* _DATA EXTRACT_
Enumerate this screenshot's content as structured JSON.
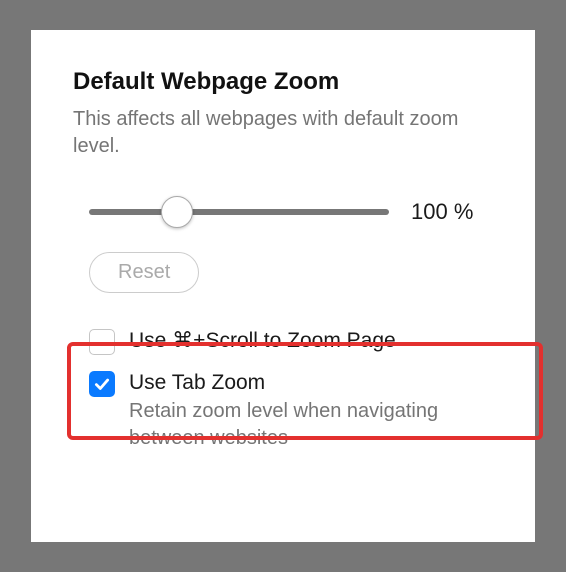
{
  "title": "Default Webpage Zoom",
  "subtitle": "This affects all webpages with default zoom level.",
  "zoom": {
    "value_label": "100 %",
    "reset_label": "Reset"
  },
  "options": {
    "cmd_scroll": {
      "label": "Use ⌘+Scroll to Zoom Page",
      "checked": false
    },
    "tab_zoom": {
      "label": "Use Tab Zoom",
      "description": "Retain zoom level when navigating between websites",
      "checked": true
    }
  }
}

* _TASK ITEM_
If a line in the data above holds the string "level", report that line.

* _FINISHED TASK_
  "subtitle": "This affects all webpages with default zoom level.",
      "description": "Retain zoom level when navigating between websites",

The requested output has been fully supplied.